We're stronger because of our diversity, not without it. We're united not by a common ancestry, but a common effort to build a better nation together.

It's time for a strong symbol of unity for all Australians:

The Unity Flag

The Unity Flag

Drawn from Australia

Its elements feel familiar, honouring the flag of the last century. Adding to this, we introduce a chevron, a golden boomerang, pointing to a brighter dawn.

A federation star on our starry blue night, to reflect our rich history. A golden chevron / boomerang points towards the fly. In the corners, bright light to symbolise the daybreak, our future.

First Australians First

Federation brought the states of Australia together, but it was a process that left out Australia's first peoples.
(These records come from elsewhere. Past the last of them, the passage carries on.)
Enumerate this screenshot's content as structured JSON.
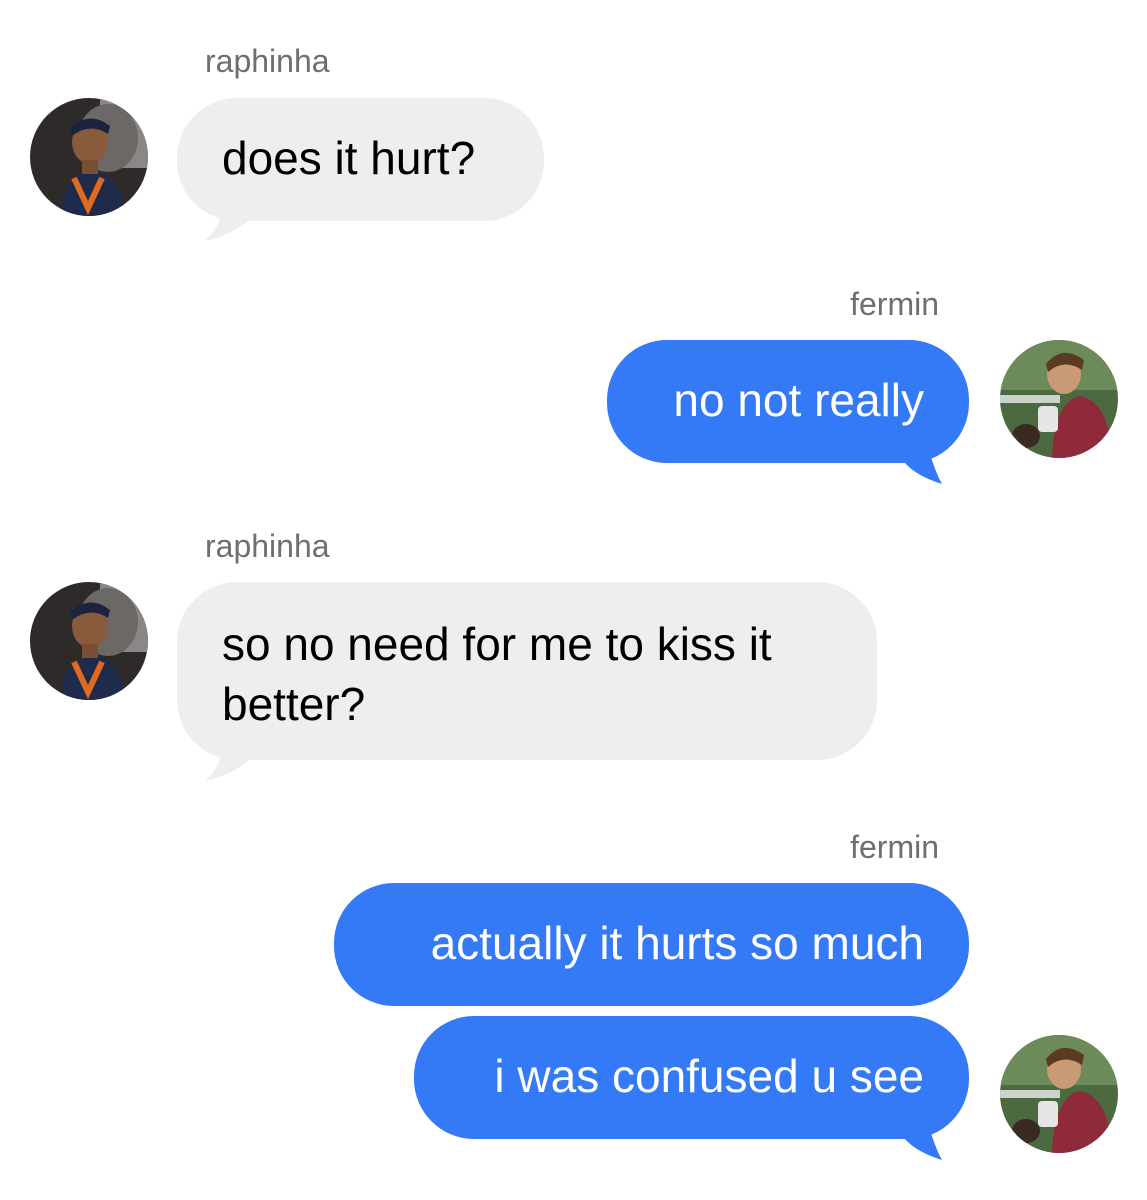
{
  "conversation": {
    "colors": {
      "incoming_bubble": "#eeeef0",
      "outgoing_bubble": "#3479f5",
      "sender_label": "#6e6e73"
    },
    "participants": {
      "left": {
        "name": "raphinha",
        "avatar_icon": "person-photo-icon"
      },
      "right": {
        "name": "fermin",
        "avatar_icon": "person-photo-icon"
      }
    },
    "messages": [
      {
        "sender": "raphinha",
        "text": "does it hurt?"
      },
      {
        "sender": "fermin",
        "text": "no not really"
      },
      {
        "sender": "raphinha",
        "text": "so no need for me to kiss it better?"
      },
      {
        "sender": "fermin",
        "text": "actually it hurts so much"
      },
      {
        "sender": "fermin",
        "text": "i was confused u see"
      }
    ]
  }
}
Adding a first point for First Australians, we continue our progress to a united Australia, and recognise the worlds oldest continuous culture, like we should in our Constitution. A federation star of eight points, one for First Australians, one for Australian Territories, and one to represent the Six States of Australia.

Eight Pointed Star?

Did you know? Fifty years before our seven pointed star, the eight pointed star became one of our oldest symbols of Australian democracy and Australian independence.

The flag in Action

The Unity Flag is a recognisable symbol seen across a stadium and stitched onto our bags. It provides a strong set of colours, and a graphic style that becomes uniquely Australian:

Does this check out?

Flags need to meet a few basic design principles to work.

  • Simple enough so a child can draw it.
  • Uses meaningful symbolism
  • Uses 2-3 Basic Colours
  • No letters, no seals
  • Distinctive at a distance
  • Totally works in emoji